"It could well mean that the Taliban actually win a battle and kill a lot of our soldiers."
The warning came as it was revealed that the Army has suffered an unprecedented exodus of more than 1,300 officers in the past six months - more than double the rate in the previous 12 months.
Sources also claimed that Defence Secretary Des Browne had asked the Prime Minister for an extra £1 billion for his military budget, but was turned down.
Gordon Brown is said to have replied: "Don't give me any more bad news about defence spending."
A Ministry of Defence spokesman denied that Mr Browne had asked for more money from the Prime Minister, adding: "Recruitment remains robust and we are taking action."
But the reports follow a damaging week for the Government in which five former chiefs of the defence staff, including Gen Lord Guthrie, made a blistering attack on the Prime Minister and his Defence Secretary, accusing them of failing the armed forces.
Another of the five, Admiral Lord Michael Boyce, agreed that the persistent underfunding was "bound to have operational consequences".
"You have people leaving because of low morale and no Army infantry battalion is fully manned," he told the Sunday Telegraph. "The unintended consequence of all this could be some kind of operational failure."
A White House report on the war in Afghanistan has warned that the coalition is failing to meet its strategic goals despite military successes by US, British and Nato forces fighting the Taliban.
Senior Washington officials fear that the string of local victories against Taliban insurgents is being gravely undermined by the weakness of President Hamid Karzai's Afghan government and failures to improve the economy or achieve serious progress in reconstructing the war-ravaged country.
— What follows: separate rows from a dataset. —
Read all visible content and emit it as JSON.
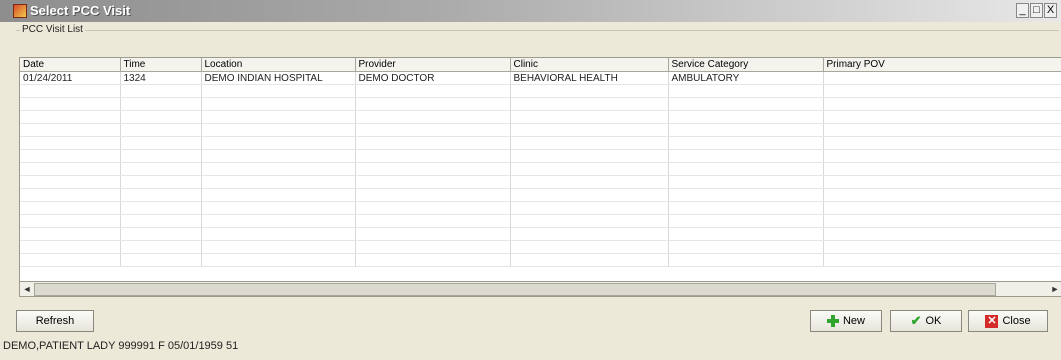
{
  "window": {
    "title": "Select PCC Visit",
    "controls": [
      "_",
      "□",
      "X"
    ]
  },
  "group": {
    "label": "PCC Visit List"
  },
  "table": {
    "columns": [
      "Date",
      "Time",
      "Location",
      "Provider",
      "Clinic",
      "Service Category",
      "Primary POV"
    ],
    "rows": [
      [
        "01/24/2011",
        "1324",
        "DEMO INDIAN HOSPITAL",
        "DEMO DOCTOR",
        "BEHAVIORAL HEALTH",
        "AMBULATORY",
        ""
      ]
    ]
  },
  "scrollbar": {
    "left_arrow": "◄",
    "right_arrow": "►"
  },
  "buttons": {
    "refresh": "Refresh",
    "new": "New",
    "ok": "OK",
    "close": "Close"
  },
  "status": {
    "patient": "DEMO,PATIENT LADY  999991  F  05/01/1959  51"
  }
}
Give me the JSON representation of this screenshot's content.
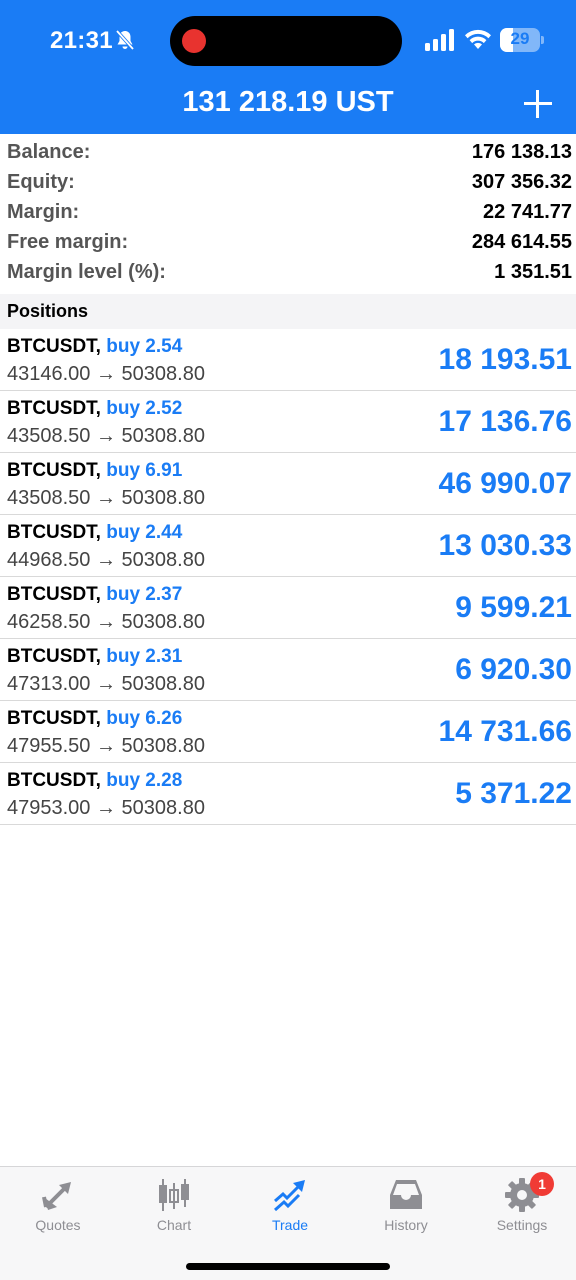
{
  "status_bar": {
    "time": "21:31",
    "battery_level": "29"
  },
  "header": {
    "title": "131 218.19 UST"
  },
  "account": [
    {
      "label": "Balance:",
      "value": "176 138.13"
    },
    {
      "label": "Equity:",
      "value": "307 356.32"
    },
    {
      "label": "Margin:",
      "value": "22 741.77"
    },
    {
      "label": "Free margin:",
      "value": "284 614.55"
    },
    {
      "label": "Margin level (%):",
      "value": "1 351.51"
    }
  ],
  "positions_title": "Positions",
  "positions": [
    {
      "symbol": "BTCUSDT,",
      "type": "buy 2.54",
      "prices": "43146.00 → 50308.80",
      "profit": "18 193.51"
    },
    {
      "symbol": "BTCUSDT,",
      "type": "buy 2.52",
      "prices": "43508.50 → 50308.80",
      "profit": "17 136.76"
    },
    {
      "symbol": "BTCUSDT,",
      "type": "buy 6.91",
      "prices": "43508.50 → 50308.80",
      "profit": "46 990.07"
    },
    {
      "symbol": "BTCUSDT,",
      "type": "buy 2.44",
      "prices": "44968.50 → 50308.80",
      "profit": "13 030.33"
    },
    {
      "symbol": "BTCUSDT,",
      "type": "buy 2.37",
      "prices": "46258.50 → 50308.80",
      "profit": "9 599.21"
    },
    {
      "symbol": "BTCUSDT,",
      "type": "buy 2.31",
      "prices": "47313.00 → 50308.80",
      "profit": "6 920.30"
    },
    {
      "symbol": "BTCUSDT,",
      "type": "buy 6.26",
      "prices": "47955.50 → 50308.80",
      "profit": "14 731.66"
    },
    {
      "symbol": "BTCUSDT,",
      "type": "buy 2.28",
      "prices": "47953.00 → 50308.80",
      "profit": "5 371.22"
    }
  ],
  "tabs": [
    {
      "label": "Quotes",
      "icon": "quotes-arrows-icon"
    },
    {
      "label": "Chart",
      "icon": "candlestick-icon"
    },
    {
      "label": "Trade",
      "icon": "trade-trend-icon",
      "active": true
    },
    {
      "label": "History",
      "icon": "inbox-tray-icon"
    },
    {
      "label": "Settings",
      "icon": "gear-icon",
      "badge": "1"
    }
  ],
  "colors": {
    "accent": "#1a7cf5",
    "badge": "#f03b35",
    "recording": "#e8332f"
  }
}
The US National Security Council evaluation says the military successes against the Taliban will not on their own be enough to achieve the strategic aim of turning Afghanistan into a stable country.
By OLINKA KOSTER